EXERCISE DESCRIPTION
Write out the listing again, exactly as it appears below.

RECORDS FOR THE TASK
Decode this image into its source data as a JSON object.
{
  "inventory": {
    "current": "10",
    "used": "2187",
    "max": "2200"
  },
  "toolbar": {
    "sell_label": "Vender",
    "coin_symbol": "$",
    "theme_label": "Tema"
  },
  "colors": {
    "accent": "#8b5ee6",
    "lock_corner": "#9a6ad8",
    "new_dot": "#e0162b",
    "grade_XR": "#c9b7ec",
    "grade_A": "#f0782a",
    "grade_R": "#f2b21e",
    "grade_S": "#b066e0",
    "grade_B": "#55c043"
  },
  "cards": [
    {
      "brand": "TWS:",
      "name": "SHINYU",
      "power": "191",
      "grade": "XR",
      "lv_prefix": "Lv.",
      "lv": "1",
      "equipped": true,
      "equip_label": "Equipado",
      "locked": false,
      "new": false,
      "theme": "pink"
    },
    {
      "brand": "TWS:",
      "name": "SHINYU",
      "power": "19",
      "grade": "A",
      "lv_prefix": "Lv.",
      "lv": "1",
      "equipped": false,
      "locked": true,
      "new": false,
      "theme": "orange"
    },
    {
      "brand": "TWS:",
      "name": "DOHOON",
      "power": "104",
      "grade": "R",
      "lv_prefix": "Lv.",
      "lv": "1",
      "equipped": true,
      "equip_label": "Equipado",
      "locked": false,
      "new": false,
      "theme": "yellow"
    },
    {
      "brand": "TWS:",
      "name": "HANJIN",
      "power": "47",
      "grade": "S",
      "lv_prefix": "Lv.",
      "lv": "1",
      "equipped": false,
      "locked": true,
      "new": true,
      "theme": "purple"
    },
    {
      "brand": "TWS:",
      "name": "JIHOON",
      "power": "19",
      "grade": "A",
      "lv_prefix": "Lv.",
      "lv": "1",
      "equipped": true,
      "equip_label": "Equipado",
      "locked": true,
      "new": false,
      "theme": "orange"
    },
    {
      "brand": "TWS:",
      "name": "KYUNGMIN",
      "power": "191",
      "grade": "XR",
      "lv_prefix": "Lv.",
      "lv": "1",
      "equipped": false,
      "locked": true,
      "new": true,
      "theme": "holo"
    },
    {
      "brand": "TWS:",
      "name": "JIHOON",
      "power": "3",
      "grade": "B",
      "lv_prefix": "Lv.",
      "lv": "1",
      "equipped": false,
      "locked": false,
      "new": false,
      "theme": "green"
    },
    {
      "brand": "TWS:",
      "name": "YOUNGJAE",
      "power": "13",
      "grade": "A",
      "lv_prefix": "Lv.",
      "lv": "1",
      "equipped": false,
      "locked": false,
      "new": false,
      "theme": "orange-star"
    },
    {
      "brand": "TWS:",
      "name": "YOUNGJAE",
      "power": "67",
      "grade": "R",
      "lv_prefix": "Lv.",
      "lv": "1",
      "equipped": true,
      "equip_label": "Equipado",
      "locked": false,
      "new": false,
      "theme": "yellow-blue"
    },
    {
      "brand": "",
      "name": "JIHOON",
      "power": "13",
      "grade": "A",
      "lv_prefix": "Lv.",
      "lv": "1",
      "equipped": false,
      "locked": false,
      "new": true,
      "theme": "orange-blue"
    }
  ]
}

ANSWER TO THIS PROBLEM
Decode this image into its source data as a JSON object.
{
  "inventory": {
    "current": "10",
    "used": "2187",
    "max": "2200"
  },
  "toolbar": {
    "sell_label": "Vender",
    "coin_symbol": "$",
    "theme_label": "Tema"
  },
  "colors": {
    "accent": "#8b5ee6",
    "lock_corner": "#9a6ad8",
    "new_dot": "#e0162b",
    "grade_XR": "#c9b7ec",
    "grade_A": "#f0782a",
    "grade_R": "#f2b21e",
    "grade_S": "#b066e0",
    "grade_B": "#55c043"
  },
  "cards": [
    {
      "brand": "TWS:",
      "name": "SHINYU",
      "power": "191",
      "grade": "XR",
      "lv_prefix": "Lv.",
      "lv": "1",
      "equipped": true,
      "equip_label": "Equipado",
      "locked": false,
      "new": false,
      "theme": "pink"
    },
    {
      "brand": "TWS:",
      "name": "SHINYU",
      "power": "19",
      "grade": "A",
      "lv_prefix": "Lv.",
      "lv": "1",
      "equipped": false,
      "locked": true,
      "new": false,
      "theme": "orange"
    },
    {
      "brand": "TWS:",
      "name": "DOHOON",
      "power": "104",
      "grade": "R",
      "lv_prefix": "Lv.",
      "lv": "1",
      "equipped": true,
      "equip_label": "Equipado",
      "locked": false,
      "new": false,
      "theme": "yellow"
    },
    {
      "brand": "TWS:",
      "name": "HANJIN",
      "power": "47",
      "grade": "S",
      "lv_prefix": "Lv.",
      "lv": "1",
      "equipped": false,
      "locked": true,
      "new": true,
      "theme": "purple"
    },
    {
      "brand": "TWS:",
      "name": "JIHOON",
      "power": "19",
      "grade": "A",
      "lv_prefix": "Lv.",
      "lv": "1",
      "equipped": true,
      "equip_label": "Equipado",
      "locked": true,
      "new": false,
      "theme": "orange"
    },
    {
      "brand": "TWS:",
      "name": "KYUNGMIN",
      "power": "191",
      "grade": "XR",
      "lv_prefix": "Lv.",
      "lv": "1",
      "equipped": false,
      "locked": true,
      "new": true,
      "theme": "holo"
    },
    {
      "brand": "TWS:",
      "name": "JIHOON",
      "power": "3",
      "grade": "B",
      "lv_prefix": "Lv.",
      "lv": "1",
      "equipped": false,
      "locked": false,
      "new": false,
      "theme": "green"
    },
    {
      "brand": "TWS:",
      "name": "YOUNGJAE",
      "power": "13",
      "grade": "A",
      "lv_prefix": "Lv.",
      "lv": "1",
      "equipped": false,
      "locked": false,
      "new": false,
      "theme": "orange-star"
    },
    {
      "brand": "TWS:",
      "name": "YOUNGJAE",
      "power": "67",
      "grade": "R",
      "lv_prefix": "Lv.",
      "lv": "1",
      "equipped": true,
      "equip_label": "Equipado",
      "locked": false,
      "new": false,
      "theme": "yellow-blue"
    },
    {
      "brand": "",
      "name": "JIHOON",
      "power": "13",
      "grade": "A",
      "lv_prefix": "Lv.",
      "lv": "1",
      "equipped": false,
      "locked": false,
      "new": true,
      "theme": "orange-blue"
    }
  ]
}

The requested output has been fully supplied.